◆ **DIRECTIONS FOR THIS TASK**
Word for word, retype the entire listing.

◆ **PROVIDED DATA**
•••

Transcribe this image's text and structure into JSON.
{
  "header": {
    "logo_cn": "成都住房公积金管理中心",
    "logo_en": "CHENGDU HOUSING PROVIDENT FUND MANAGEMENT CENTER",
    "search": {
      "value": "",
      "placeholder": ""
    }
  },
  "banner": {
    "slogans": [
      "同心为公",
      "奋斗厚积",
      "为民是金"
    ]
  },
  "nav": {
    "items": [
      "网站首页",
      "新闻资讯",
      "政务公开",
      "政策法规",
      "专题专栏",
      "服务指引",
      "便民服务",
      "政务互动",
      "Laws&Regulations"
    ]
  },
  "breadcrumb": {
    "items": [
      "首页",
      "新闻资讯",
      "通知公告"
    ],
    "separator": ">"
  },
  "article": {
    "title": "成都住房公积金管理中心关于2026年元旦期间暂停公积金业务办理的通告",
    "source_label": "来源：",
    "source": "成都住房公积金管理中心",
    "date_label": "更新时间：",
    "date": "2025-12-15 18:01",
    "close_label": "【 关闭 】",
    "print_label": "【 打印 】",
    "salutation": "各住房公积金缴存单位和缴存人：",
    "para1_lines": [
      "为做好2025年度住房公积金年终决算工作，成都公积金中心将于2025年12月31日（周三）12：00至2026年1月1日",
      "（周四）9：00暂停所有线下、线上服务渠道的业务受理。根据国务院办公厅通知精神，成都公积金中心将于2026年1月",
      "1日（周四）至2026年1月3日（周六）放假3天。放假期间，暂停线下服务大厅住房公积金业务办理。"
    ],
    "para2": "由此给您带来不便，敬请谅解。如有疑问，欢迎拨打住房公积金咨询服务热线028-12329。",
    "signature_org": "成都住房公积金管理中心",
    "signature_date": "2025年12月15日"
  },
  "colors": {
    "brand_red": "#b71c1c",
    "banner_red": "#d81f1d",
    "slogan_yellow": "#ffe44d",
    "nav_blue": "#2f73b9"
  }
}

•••

◆ **ANSWER TO THIS TASK**
Transcribe this image's text and structure into JSON.
{
  "header": {
    "logo_cn": "成都住房公积金管理中心",
    "logo_en": "CHENGDU HOUSING PROVIDENT FUND MANAGEMENT CENTER",
    "search": {
      "value": "",
      "placeholder": ""
    }
  },
  "banner": {
    "slogans": [
      "同心为公",
      "奋斗厚积",
      "为民是金"
    ]
  },
  "nav": {
    "items": [
      "网站首页",
      "新闻资讯",
      "政务公开",
      "政策法规",
      "专题专栏",
      "服务指引",
      "便民服务",
      "政务互动",
      "Laws&Regulations"
    ]
  },
  "breadcrumb": {
    "items": [
      "首页",
      "新闻资讯",
      "通知公告"
    ],
    "separator": ">"
  },
  "article": {
    "title": "成都住房公积金管理中心关于2026年元旦期间暂停公积金业务办理的通告",
    "source_label": "来源：",
    "source": "成都住房公积金管理中心",
    "date_label": "更新时间：",
    "date": "2025-12-15 18:01",
    "close_label": "【 关闭 】",
    "print_label": "【 打印 】",
    "salutation": "各住房公积金缴存单位和缴存人：",
    "para1_lines": [
      "为做好2025年度住房公积金年终决算工作，成都公积金中心将于2025年12月31日（周三）12：00至2026年1月1日",
      "（周四）9：00暂停所有线下、线上服务渠道的业务受理。根据国务院办公厅通知精神，成都公积金中心将于2026年1月",
      "1日（周四）至2026年1月3日（周六）放假3天。放假期间，暂停线下服务大厅住房公积金业务办理。"
    ],
    "para2": "由此给您带来不便，敬请谅解。如有疑问，欢迎拨打住房公积金咨询服务热线028-12329。",
    "signature_org": "成都住房公积金管理中心",
    "signature_date": "2025年12月15日"
  },
  "colors": {
    "brand_red": "#b71c1c",
    "banner_red": "#d81f1d",
    "slogan_yellow": "#ffe44d",
    "nav_blue": "#2f73b9"
  }
}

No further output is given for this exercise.